▶ Assignment: Which lines run from the one containing "Enumerate this screenshot's" through the end of the data? Write them out exactly, with the pictures left out.

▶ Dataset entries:
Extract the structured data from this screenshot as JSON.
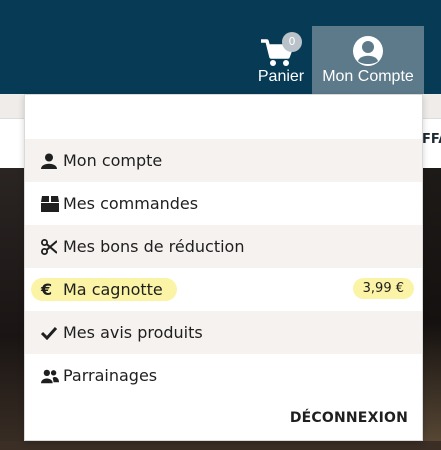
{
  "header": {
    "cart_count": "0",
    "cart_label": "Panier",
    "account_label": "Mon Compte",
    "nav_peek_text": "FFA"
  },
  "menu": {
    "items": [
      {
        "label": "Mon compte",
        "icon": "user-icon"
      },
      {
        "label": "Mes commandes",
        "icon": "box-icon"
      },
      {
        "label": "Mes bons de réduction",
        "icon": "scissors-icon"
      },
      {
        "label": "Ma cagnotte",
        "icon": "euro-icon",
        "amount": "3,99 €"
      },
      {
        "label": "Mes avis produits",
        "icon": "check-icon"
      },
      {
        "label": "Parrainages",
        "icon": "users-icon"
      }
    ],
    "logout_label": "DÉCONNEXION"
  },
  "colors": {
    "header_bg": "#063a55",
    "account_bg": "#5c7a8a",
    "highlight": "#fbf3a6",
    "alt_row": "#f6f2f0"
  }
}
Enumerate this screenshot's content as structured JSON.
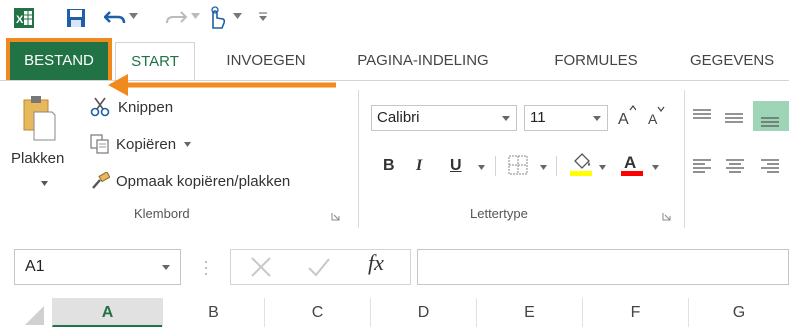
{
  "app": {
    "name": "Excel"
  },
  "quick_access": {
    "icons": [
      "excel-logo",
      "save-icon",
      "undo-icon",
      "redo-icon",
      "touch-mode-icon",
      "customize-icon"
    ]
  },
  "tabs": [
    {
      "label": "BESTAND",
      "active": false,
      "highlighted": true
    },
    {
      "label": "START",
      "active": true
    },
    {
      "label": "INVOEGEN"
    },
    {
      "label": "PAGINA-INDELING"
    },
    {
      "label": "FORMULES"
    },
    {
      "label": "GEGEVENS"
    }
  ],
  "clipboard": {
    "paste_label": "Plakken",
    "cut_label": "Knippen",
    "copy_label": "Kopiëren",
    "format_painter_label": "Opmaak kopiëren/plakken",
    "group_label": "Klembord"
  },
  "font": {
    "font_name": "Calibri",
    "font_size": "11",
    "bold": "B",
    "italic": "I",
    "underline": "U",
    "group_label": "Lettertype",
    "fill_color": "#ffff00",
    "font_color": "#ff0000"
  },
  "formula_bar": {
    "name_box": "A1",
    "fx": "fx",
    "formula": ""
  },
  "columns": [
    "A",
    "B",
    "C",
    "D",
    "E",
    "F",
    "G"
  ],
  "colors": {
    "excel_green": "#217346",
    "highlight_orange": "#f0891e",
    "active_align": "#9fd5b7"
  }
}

▶ Solution to the problem:
Enumerate this screenshot's content as structured JSON.
{
  "app": {
    "name": "Excel"
  },
  "quick_access": {
    "icons": [
      "excel-logo",
      "save-icon",
      "undo-icon",
      "redo-icon",
      "touch-mode-icon",
      "customize-icon"
    ]
  },
  "tabs": [
    {
      "label": "BESTAND",
      "active": false,
      "highlighted": true
    },
    {
      "label": "START",
      "active": true
    },
    {
      "label": "INVOEGEN"
    },
    {
      "label": "PAGINA-INDELING"
    },
    {
      "label": "FORMULES"
    },
    {
      "label": "GEGEVENS"
    }
  ],
  "clipboard": {
    "paste_label": "Plakken",
    "cut_label": "Knippen",
    "copy_label": "Kopiëren",
    "format_painter_label": "Opmaak kopiëren/plakken",
    "group_label": "Klembord"
  },
  "font": {
    "font_name": "Calibri",
    "font_size": "11",
    "bold": "B",
    "italic": "I",
    "underline": "U",
    "group_label": "Lettertype",
    "fill_color": "#ffff00",
    "font_color": "#ff0000"
  },
  "formula_bar": {
    "name_box": "A1",
    "fx": "fx",
    "formula": ""
  },
  "columns": [
    "A",
    "B",
    "C",
    "D",
    "E",
    "F",
    "G"
  ],
  "colors": {
    "excel_green": "#217346",
    "highlight_orange": "#f0891e",
    "active_align": "#9fd5b7"
  }
}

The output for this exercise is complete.